*** Begin section ***

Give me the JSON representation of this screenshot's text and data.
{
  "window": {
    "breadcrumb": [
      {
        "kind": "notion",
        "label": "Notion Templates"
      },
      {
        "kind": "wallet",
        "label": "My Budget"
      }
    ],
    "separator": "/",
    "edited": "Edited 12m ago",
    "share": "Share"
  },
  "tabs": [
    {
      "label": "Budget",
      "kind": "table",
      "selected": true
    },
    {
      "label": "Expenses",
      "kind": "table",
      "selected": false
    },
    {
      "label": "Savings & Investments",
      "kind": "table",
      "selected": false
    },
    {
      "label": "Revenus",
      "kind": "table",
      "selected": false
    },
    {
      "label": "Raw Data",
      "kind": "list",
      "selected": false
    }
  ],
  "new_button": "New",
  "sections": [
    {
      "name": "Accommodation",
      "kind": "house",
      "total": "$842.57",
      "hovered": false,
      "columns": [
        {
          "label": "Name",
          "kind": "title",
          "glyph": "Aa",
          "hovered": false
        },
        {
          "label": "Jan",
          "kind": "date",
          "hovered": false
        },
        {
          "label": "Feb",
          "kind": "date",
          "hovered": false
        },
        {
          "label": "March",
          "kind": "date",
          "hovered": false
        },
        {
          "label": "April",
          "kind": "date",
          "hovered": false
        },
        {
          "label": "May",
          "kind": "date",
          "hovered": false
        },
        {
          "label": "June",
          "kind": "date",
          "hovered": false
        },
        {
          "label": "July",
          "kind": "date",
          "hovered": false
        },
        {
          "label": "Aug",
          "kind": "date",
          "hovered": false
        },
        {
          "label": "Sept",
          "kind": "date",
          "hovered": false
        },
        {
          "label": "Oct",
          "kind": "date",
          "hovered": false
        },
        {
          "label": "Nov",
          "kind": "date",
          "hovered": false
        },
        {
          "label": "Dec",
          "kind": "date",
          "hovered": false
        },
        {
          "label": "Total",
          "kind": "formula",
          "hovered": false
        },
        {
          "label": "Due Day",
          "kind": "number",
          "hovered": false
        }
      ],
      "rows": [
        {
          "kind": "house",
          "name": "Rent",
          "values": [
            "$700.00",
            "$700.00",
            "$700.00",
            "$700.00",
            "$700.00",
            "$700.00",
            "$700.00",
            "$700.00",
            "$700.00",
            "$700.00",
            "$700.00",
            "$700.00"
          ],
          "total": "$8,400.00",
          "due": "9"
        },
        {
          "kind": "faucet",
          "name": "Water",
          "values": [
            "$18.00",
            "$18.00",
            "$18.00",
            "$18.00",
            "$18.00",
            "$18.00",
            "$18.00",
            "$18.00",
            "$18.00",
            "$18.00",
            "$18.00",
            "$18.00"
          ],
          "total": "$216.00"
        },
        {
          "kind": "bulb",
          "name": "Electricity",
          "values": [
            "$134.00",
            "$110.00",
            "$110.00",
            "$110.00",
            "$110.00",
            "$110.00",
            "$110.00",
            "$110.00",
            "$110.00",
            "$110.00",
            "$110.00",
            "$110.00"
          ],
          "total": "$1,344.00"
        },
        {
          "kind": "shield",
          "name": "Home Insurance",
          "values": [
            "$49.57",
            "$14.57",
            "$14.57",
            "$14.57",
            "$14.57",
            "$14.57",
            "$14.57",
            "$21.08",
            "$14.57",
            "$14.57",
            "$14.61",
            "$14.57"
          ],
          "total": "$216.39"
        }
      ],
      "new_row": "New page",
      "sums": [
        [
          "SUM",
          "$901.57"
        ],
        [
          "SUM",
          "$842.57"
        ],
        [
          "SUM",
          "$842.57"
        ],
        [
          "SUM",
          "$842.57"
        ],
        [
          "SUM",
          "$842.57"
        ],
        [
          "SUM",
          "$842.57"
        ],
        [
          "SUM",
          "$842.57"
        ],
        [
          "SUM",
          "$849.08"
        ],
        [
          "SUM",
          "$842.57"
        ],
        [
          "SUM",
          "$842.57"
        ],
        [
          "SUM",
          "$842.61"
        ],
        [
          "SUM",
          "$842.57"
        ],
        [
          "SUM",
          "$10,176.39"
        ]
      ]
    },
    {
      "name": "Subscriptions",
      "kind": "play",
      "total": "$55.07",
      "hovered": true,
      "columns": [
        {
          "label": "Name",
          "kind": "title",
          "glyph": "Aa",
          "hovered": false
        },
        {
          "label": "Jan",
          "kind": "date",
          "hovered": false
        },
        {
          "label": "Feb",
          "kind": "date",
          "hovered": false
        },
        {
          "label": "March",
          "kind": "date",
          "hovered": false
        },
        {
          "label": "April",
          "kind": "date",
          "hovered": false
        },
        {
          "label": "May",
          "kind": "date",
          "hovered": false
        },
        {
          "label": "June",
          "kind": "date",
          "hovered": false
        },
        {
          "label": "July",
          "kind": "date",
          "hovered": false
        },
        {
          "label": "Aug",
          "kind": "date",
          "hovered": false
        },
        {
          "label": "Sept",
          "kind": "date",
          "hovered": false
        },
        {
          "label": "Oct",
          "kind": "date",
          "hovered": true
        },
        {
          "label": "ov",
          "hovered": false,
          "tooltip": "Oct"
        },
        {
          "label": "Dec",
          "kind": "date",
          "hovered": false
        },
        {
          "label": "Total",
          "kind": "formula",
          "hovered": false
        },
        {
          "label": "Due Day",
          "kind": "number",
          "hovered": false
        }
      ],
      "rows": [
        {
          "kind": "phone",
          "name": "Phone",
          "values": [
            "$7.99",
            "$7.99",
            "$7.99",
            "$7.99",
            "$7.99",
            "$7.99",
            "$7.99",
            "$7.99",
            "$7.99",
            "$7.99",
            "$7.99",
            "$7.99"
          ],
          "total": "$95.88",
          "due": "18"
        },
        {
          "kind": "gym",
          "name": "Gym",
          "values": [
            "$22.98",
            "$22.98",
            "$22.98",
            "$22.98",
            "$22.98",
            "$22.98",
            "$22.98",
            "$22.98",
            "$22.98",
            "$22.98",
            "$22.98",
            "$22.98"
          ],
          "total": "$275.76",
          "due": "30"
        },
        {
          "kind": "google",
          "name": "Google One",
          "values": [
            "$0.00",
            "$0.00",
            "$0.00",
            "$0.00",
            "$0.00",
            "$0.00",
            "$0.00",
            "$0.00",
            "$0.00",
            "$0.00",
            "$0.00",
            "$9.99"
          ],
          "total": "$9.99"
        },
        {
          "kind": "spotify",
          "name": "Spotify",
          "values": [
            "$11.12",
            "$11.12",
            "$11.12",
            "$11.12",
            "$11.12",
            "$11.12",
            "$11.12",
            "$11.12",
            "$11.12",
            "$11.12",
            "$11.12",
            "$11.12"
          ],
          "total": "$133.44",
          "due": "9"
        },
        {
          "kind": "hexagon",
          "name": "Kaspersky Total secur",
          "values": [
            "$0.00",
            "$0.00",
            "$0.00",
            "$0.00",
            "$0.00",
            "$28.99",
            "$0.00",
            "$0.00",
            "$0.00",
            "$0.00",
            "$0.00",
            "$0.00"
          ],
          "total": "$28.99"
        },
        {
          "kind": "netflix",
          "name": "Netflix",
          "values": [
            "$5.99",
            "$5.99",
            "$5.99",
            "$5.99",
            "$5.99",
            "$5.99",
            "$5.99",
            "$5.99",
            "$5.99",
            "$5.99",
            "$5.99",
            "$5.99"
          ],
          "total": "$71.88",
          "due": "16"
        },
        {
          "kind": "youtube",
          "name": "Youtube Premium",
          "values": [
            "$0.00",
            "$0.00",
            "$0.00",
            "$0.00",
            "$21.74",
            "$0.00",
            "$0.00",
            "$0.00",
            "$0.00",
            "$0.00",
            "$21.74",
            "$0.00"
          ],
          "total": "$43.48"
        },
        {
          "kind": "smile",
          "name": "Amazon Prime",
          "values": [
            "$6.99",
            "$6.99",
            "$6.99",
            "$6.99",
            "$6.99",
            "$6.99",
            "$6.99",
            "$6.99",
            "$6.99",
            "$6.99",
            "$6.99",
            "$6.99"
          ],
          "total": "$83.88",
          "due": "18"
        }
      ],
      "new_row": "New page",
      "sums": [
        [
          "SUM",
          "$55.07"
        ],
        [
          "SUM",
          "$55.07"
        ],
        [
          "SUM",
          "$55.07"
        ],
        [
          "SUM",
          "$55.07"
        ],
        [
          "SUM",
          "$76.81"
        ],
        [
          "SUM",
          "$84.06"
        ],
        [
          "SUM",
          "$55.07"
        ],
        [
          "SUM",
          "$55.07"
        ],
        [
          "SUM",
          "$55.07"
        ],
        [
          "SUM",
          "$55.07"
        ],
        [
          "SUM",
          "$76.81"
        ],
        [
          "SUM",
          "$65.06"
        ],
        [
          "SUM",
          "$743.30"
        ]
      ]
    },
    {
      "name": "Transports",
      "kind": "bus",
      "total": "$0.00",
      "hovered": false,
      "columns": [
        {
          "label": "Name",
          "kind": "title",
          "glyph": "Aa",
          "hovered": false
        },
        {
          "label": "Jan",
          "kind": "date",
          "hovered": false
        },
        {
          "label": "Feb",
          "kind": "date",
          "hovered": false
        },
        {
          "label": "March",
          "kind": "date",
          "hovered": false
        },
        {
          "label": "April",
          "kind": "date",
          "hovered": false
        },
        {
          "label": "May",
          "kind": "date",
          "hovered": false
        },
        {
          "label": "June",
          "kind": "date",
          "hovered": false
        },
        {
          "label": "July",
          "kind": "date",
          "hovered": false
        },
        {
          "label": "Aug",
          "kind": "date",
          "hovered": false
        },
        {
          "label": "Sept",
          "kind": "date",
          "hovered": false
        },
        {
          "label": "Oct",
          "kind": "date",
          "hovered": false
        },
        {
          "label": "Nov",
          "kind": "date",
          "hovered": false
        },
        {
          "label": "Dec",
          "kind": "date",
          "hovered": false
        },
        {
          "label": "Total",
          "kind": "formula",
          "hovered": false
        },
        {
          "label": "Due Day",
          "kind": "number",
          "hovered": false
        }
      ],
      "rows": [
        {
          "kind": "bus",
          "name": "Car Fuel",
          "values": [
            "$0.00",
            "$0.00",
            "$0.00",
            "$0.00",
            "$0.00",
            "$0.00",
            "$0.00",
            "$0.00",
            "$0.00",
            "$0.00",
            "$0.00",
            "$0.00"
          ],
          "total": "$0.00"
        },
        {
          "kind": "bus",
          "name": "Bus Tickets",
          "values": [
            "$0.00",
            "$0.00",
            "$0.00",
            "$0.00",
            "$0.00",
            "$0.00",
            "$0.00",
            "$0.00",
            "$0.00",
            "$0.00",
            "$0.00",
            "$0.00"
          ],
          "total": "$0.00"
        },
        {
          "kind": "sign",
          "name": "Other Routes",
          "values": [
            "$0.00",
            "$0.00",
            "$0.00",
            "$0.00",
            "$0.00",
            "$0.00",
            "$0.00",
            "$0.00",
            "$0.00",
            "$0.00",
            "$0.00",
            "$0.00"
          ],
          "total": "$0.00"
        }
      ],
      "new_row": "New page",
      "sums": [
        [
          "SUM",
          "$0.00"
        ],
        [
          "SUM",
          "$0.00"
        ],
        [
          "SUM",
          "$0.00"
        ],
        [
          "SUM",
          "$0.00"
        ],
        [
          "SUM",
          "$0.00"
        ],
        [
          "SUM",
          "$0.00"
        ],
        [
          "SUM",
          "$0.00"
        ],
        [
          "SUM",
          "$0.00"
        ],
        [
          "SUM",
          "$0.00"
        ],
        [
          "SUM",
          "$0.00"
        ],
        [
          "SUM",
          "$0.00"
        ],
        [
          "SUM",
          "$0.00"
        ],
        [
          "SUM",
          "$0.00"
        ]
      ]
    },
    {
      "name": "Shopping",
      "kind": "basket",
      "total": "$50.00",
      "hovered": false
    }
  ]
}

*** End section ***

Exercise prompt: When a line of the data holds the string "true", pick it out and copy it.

Task output:
      "selected": true
      "hovered": true,
          "hovered": true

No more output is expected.